╭──

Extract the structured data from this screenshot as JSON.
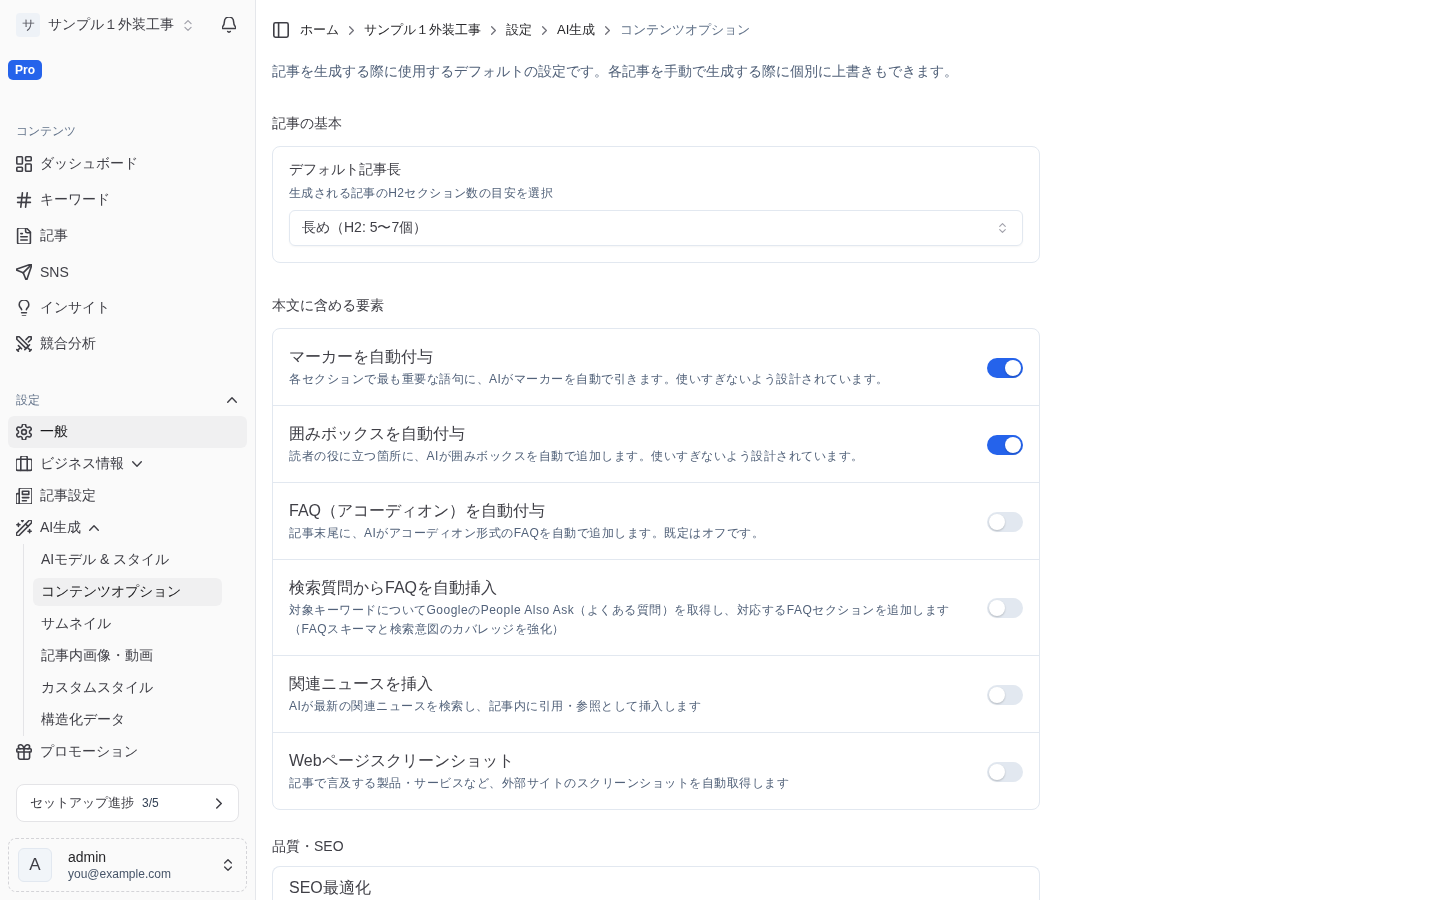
{
  "sidebar": {
    "workspace": {
      "initial": "サ",
      "name": "サンプル１外装工事"
    },
    "plan_badge": "Pro",
    "sections": [
      {
        "label": "コンテンツ",
        "items": [
          {
            "label": "ダッシュボード",
            "selected": false
          },
          {
            "label": "キーワード",
            "selected": false
          },
          {
            "label": "記事",
            "selected": false
          },
          {
            "label": "SNS",
            "selected": false
          },
          {
            "label": "インサイト",
            "selected": false
          },
          {
            "label": "競合分析",
            "selected": false
          }
        ]
      },
      {
        "label": "設定",
        "expanded": true,
        "items": [
          {
            "label": "一般",
            "selected": true
          },
          {
            "label": "ビジネス情報",
            "selected": false,
            "expanded": false
          },
          {
            "label": "記事設定",
            "selected": false
          },
          {
            "label": "AI生成",
            "selected": false,
            "expanded": true,
            "children": [
              {
                "label": "AIモデル & スタイル",
                "selected": false
              },
              {
                "label": "コンテンツオプション",
                "selected": true
              },
              {
                "label": "サムネイル",
                "selected": false
              },
              {
                "label": "記事内画像・動画",
                "selected": false
              },
              {
                "label": "カスタムスタイル",
                "selected": false
              },
              {
                "label": "構造化データ",
                "selected": false
              }
            ]
          },
          {
            "label": "プロモーション",
            "selected": false
          }
        ]
      }
    ],
    "setup_progress": {
      "label": "セットアップ進捗",
      "count": "3/5"
    },
    "account": {
      "initial": "A",
      "name": "admin",
      "email": "you@example.com"
    }
  },
  "main": {
    "breadcrumb": [
      "ホーム",
      "サンプル１外装工事",
      "設定",
      "AI生成",
      "コンテンツオプション"
    ],
    "description": "記事を生成する際に使用するデフォルトの設定です。各記事を手動で生成する際に個別に上書きもできます。",
    "sections": [
      {
        "title": "記事の基本",
        "rows": [
          {
            "kind": "select",
            "label": "デフォルト記事長",
            "hint": "生成される記事のH2セクション数の目安を選択",
            "value": "長め（H2: 5〜7個）"
          }
        ]
      },
      {
        "title": "本文に含める要素",
        "rows": [
          {
            "kind": "toggle",
            "label": "マーカーを自動付与",
            "description": "各セクションで最も重要な語句に、AIがマーカーを自動で引きます。使いすぎないよう設計されています。",
            "on": true
          },
          {
            "kind": "toggle",
            "label": "囲みボックスを自動付与",
            "description": "読者の役に立つ箇所に、AIが囲みボックスを自動で追加します。使いすぎないよう設計されています。",
            "on": true
          },
          {
            "kind": "toggle",
            "label": "FAQ（アコーディオン）を自動付与",
            "description": "記事末尾に、AIがアコーディオン形式のFAQを自動で追加します。既定はオフです。",
            "on": false
          },
          {
            "kind": "toggle",
            "label": "検索質問からFAQを自動挿入",
            "description": "対象キーワードについてGoogleのPeople Also Ask（よくある質問）を取得し、対応するFAQセクションを追加します（FAQスキーマと検索意図のカバレッジを強化）",
            "on": false
          },
          {
            "kind": "toggle",
            "label": "関連ニュースを挿入",
            "description": "AIが最新の関連ニュースを検索し、記事内に引用・参照として挿入します",
            "on": false
          },
          {
            "kind": "toggle",
            "label": "Webページスクリーンショット",
            "description": "記事で言及する製品・サービスなど、外部サイトのスクリーンショットを自動取得します",
            "on": false
          }
        ]
      },
      {
        "title": "品質・SEO",
        "rows": [
          {
            "kind": "partial",
            "label": "SEO最適化"
          }
        ]
      }
    ]
  }
}
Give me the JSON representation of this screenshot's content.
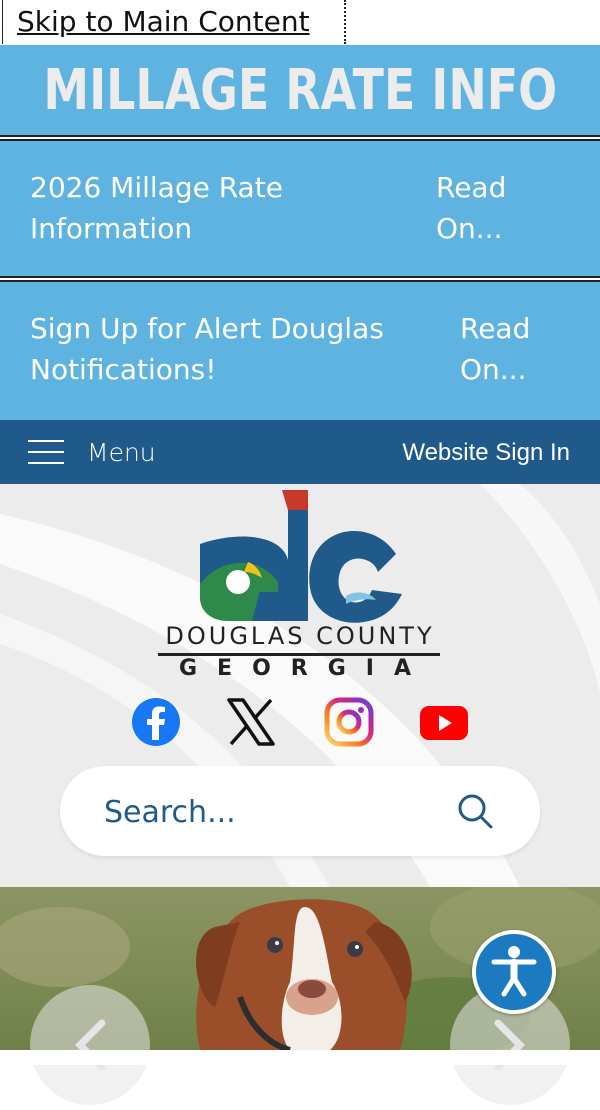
{
  "skip_link": {
    "label": "Skip to Main Content"
  },
  "banner": {
    "title": "MILLAGE RATE INFO"
  },
  "alerts": [
    {
      "text": "2026 Millage Rate Information",
      "read_more": "Read On..."
    },
    {
      "text": "Sign Up for Alert Douglas Notifications!",
      "read_more": "Read On..."
    }
  ],
  "navbar": {
    "menu_label": "Menu",
    "signin_label": "Website Sign In"
  },
  "brand": {
    "line1": "DOUGLAS COUNTY",
    "line2": "GEORGIA"
  },
  "social": [
    "facebook-icon",
    "x-icon",
    "instagram-icon",
    "youtube-icon"
  ],
  "search": {
    "placeholder": "Search..."
  },
  "colors": {
    "banner": "#5eb3e1",
    "navbar": "#1f5a8b",
    "logo_blue": "#1f5a8b",
    "logo_green": "#2e8a4a",
    "logo_red": "#c8382c",
    "logo_yellow": "#f2c21b",
    "header_bg": "#ececec"
  }
}
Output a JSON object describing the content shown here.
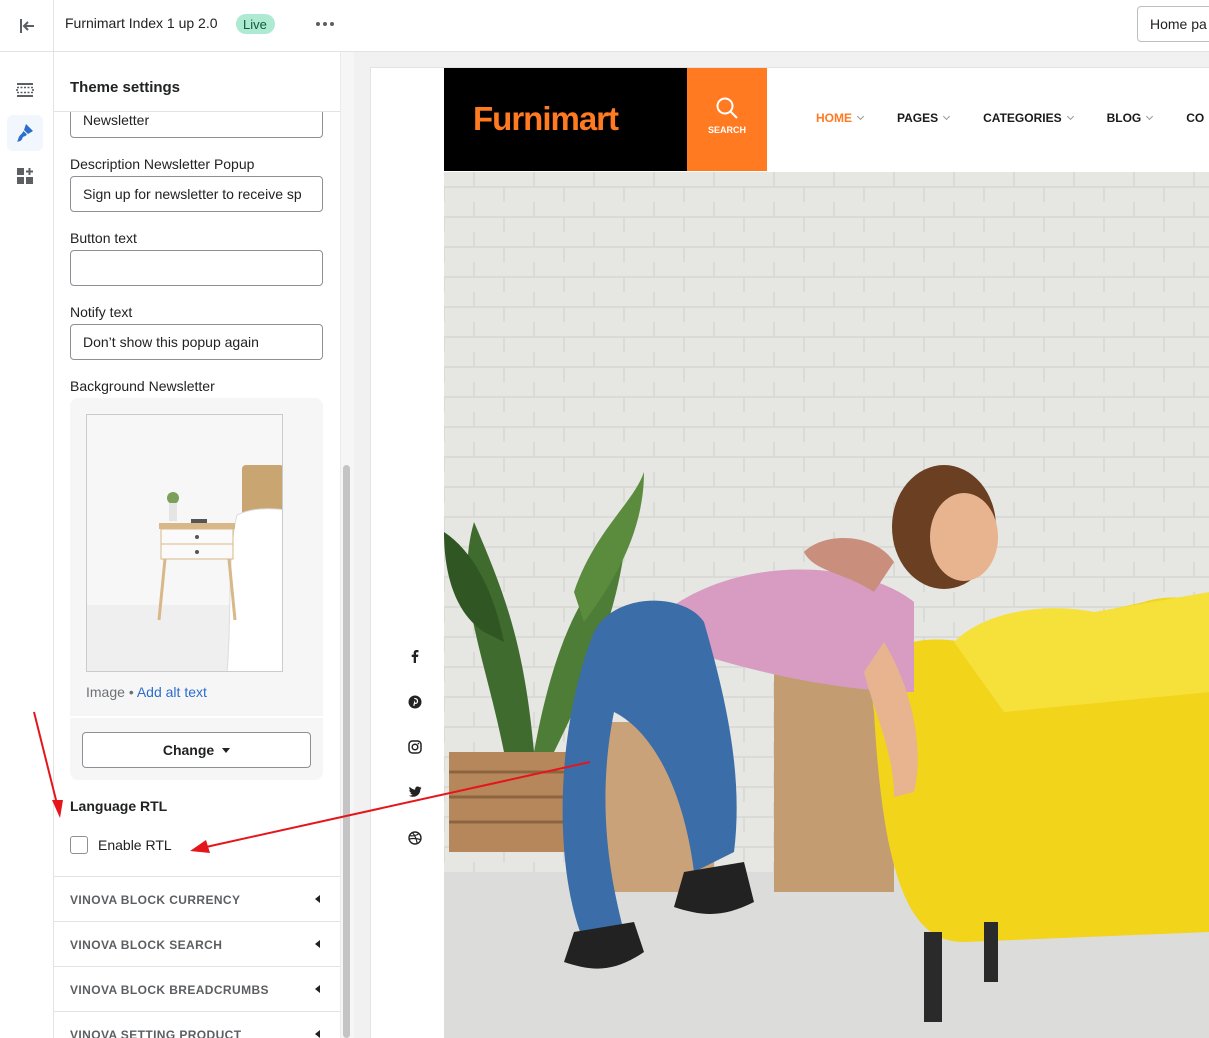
{
  "topbar": {
    "theme_name": "Furnimart Index 1 up 2.0",
    "status_badge": "Live",
    "page_selector": "Home pa"
  },
  "panel": {
    "title": "Theme settings",
    "fields": [
      {
        "label": "",
        "value": "Newsletter"
      },
      {
        "label": "Description Newsletter Popup",
        "value": "Sign up for newsletter to receive sp"
      },
      {
        "label": "Button text",
        "value": ""
      },
      {
        "label": "Notify text",
        "value": "Don’t show this popup again"
      }
    ],
    "background_newsletter": {
      "label": "Background Newsletter",
      "meta_prefix": "Image",
      "meta_separator": "•",
      "alt_link": "Add alt text",
      "change_button": "Change"
    },
    "rtl": {
      "heading": "Language RTL",
      "checkbox_label": "Enable RTL",
      "checked": false
    },
    "accordions": [
      "VINOVA BLOCK CURRENCY",
      "VINOVA BLOCK SEARCH",
      "VINOVA BLOCK BREADCRUMBS",
      "VINOVA SETTING PRODUCT"
    ]
  },
  "preview": {
    "logo_text": "Furnimart",
    "search_label": "SEARCH",
    "nav": [
      "HOME",
      "PAGES",
      "CATEGORIES",
      "BLOG",
      "CO"
    ],
    "social_icons": [
      "facebook-icon",
      "pinterest-icon",
      "instagram-icon",
      "twitter-icon",
      "dribbble-icon"
    ]
  },
  "colors": {
    "accent": "#ff7a21",
    "badge_bg": "#aee9d1",
    "link": "#2c6ecb",
    "annotation_arrow": "#e5161b"
  }
}
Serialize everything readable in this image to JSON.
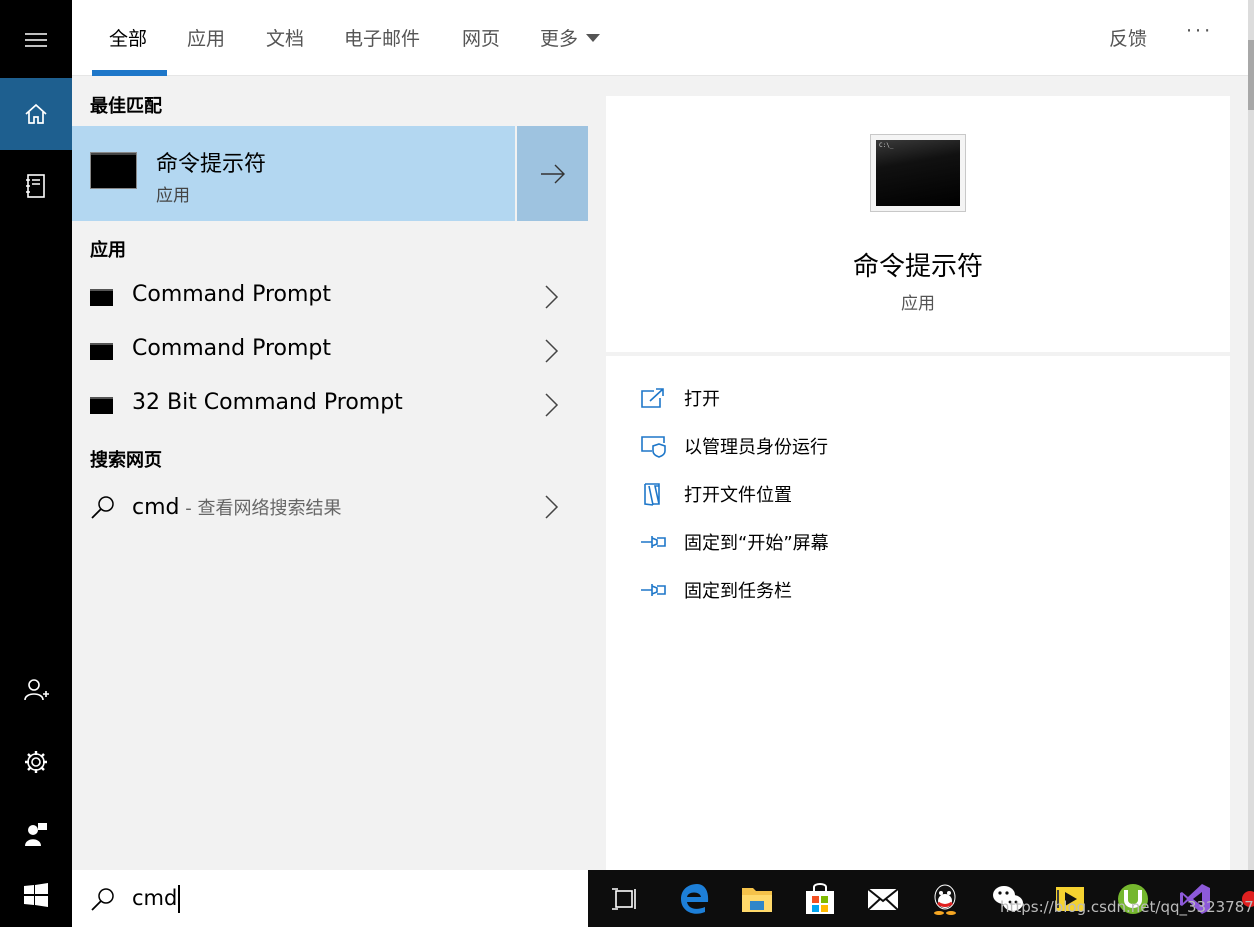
{
  "tabs": {
    "all": "全部",
    "apps": "应用",
    "documents": "文档",
    "email": "电子邮件",
    "web": "网页",
    "more": "更多",
    "feedback": "反馈",
    "overflow": "···"
  },
  "results": {
    "best_match_header": "最佳匹配",
    "best_match": {
      "title": "命令提示符",
      "subtitle": "应用"
    },
    "apps_header": "应用",
    "apps": [
      {
        "label": "Command Prompt"
      },
      {
        "label": "Command Prompt"
      },
      {
        "label": "32 Bit Command Prompt"
      }
    ],
    "web_header": "搜索网页",
    "web_result": {
      "query": "cmd",
      "hint": " - 查看网络搜索结果"
    }
  },
  "detail": {
    "title": "命令提示符",
    "subtitle": "应用",
    "icon_prompt": "C:\\_",
    "actions": [
      {
        "label": "打开",
        "icon": "open-icon"
      },
      {
        "label": "以管理员身份运行",
        "icon": "shield-icon"
      },
      {
        "label": "打开文件位置",
        "icon": "file-location-icon"
      },
      {
        "label": "固定到“开始”屏幕",
        "icon": "pin-icon"
      },
      {
        "label": "固定到任务栏",
        "icon": "pin-icon"
      }
    ]
  },
  "search": {
    "value": "cmd"
  },
  "sidebar": {
    "items": [
      "hamburger-menu-icon",
      "home-icon",
      "notebook-icon",
      "account-add-icon",
      "settings-icon",
      "feedback-person-icon",
      "windows-start-icon"
    ]
  },
  "taskbar": {
    "icons": [
      "task-view-icon",
      "edge-icon",
      "file-explorer-icon",
      "store-icon",
      "mail-icon",
      "qq-icon",
      "wechat-icon",
      "labview-icon",
      "utorrent-icon",
      "visual-studio-icon"
    ]
  },
  "watermark": "https://blog.csdn.net/qq_33237871",
  "colors": {
    "accent": "#1e77c9",
    "rail_active": "#1e5f8f",
    "best_match_bg": "#b3d7f1",
    "best_match_arrow_bg": "#9ec3e0",
    "pane_bg": "#f2f2f2"
  }
}
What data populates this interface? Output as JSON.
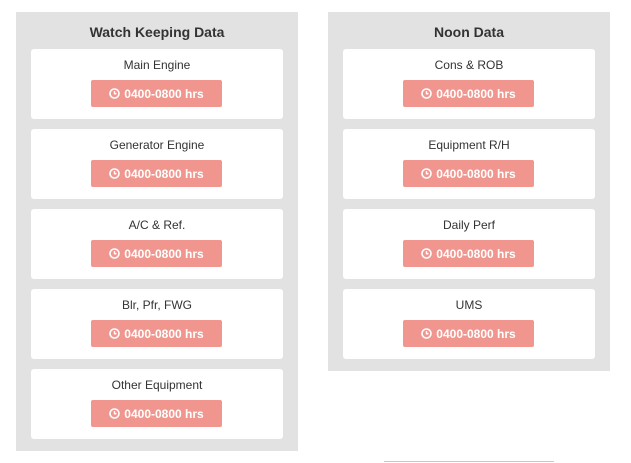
{
  "watch_keeping": {
    "title": "Watch Keeping Data",
    "items": [
      {
        "label": "Main Engine",
        "time": "0400-0800 hrs"
      },
      {
        "label": "Generator Engine",
        "time": "0400-0800 hrs"
      },
      {
        "label": "A/C & Ref.",
        "time": "0400-0800 hrs"
      },
      {
        "label": "Blr, Pfr, FWG",
        "time": "0400-0800 hrs"
      },
      {
        "label": "Other Equipment",
        "time": "0400-0800 hrs"
      }
    ]
  },
  "noon": {
    "title": "Noon Data",
    "items": [
      {
        "label": "Cons & ROB",
        "time": "0400-0800 hrs"
      },
      {
        "label": "Equipment R/H",
        "time": "0400-0800 hrs"
      },
      {
        "label": "Daily Perf",
        "time": "0400-0800 hrs"
      },
      {
        "label": "UMS",
        "time": "0400-0800 hrs"
      }
    ]
  },
  "colors": {
    "panel_bg": "#e2e2e2",
    "button_bg": "#f0968e",
    "button_text": "#ffffff"
  },
  "icons": {
    "time_button": "clock-icon"
  }
}
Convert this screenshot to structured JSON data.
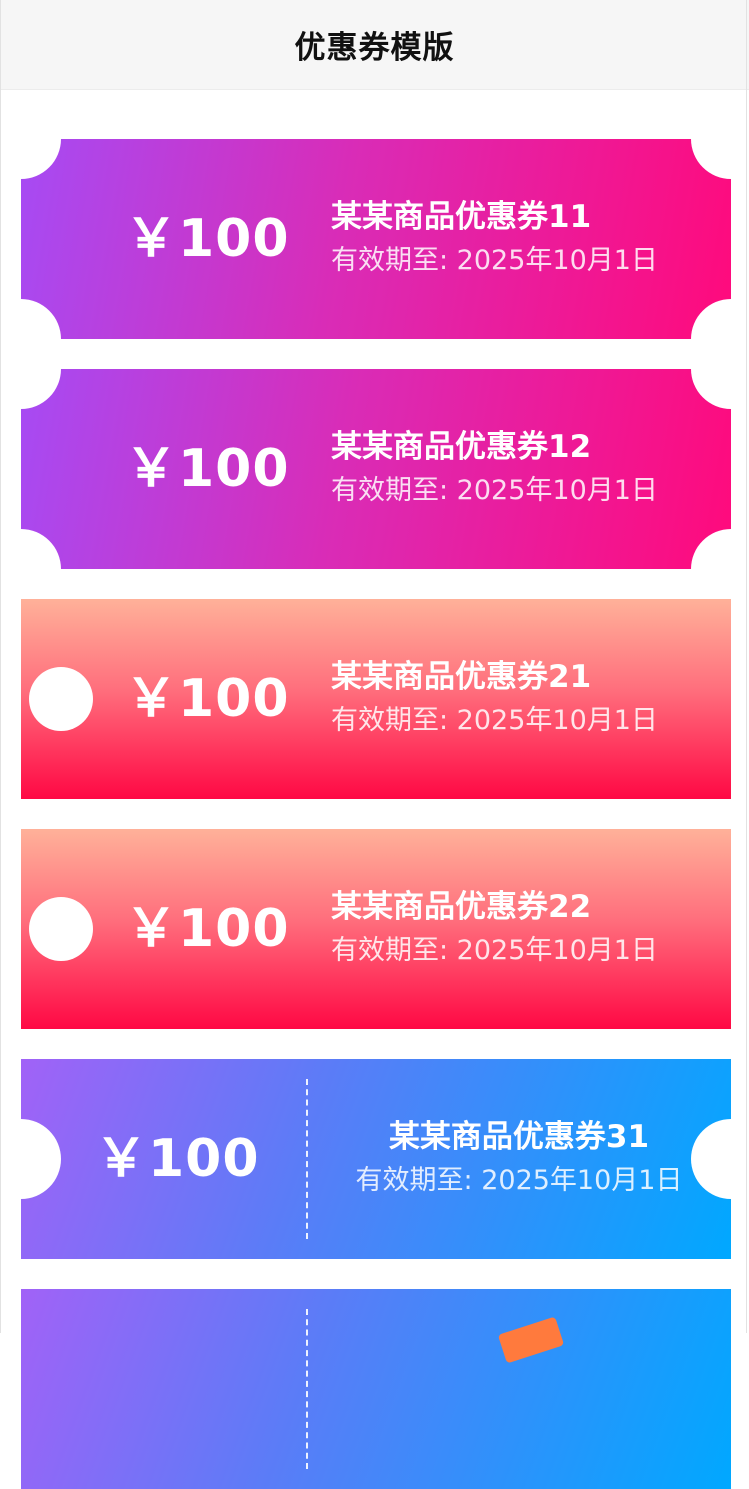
{
  "page": {
    "title": "优惠券模版"
  },
  "coupons": [
    {
      "amount": "￥100",
      "name": "某某商品优惠券11",
      "validity": "有效期至: 2025年10月1日"
    },
    {
      "amount": "￥100",
      "name": "某某商品优惠券12",
      "validity": "有效期至: 2025年10月1日"
    },
    {
      "amount": "￥100",
      "name": "某某商品优惠券21",
      "validity": "有效期至: 2025年10月1日"
    },
    {
      "amount": "￥100",
      "name": "某某商品优惠券22",
      "validity": "有效期至: 2025年10月1日"
    },
    {
      "amount": "￥100",
      "name": "某某商品优惠券31",
      "validity": "有效期至: 2025年10月1日"
    }
  ],
  "colors": {
    "style1": [
      "#a64bf4",
      "#ff0a7c"
    ],
    "style2": [
      "#ffb199",
      "#ff0844"
    ],
    "style3": [
      "#a162f7",
      "#00a8ff"
    ]
  }
}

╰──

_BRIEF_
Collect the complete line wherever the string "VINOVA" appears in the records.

_TASK RESULT_
      "VINOVA BLOCK CURRENCY",
      "VINOVA BLOCK SEARCH",
      "VINOVA BLOCK BREADCRUMBS",
      "VINOVA SETTING PRODUCT"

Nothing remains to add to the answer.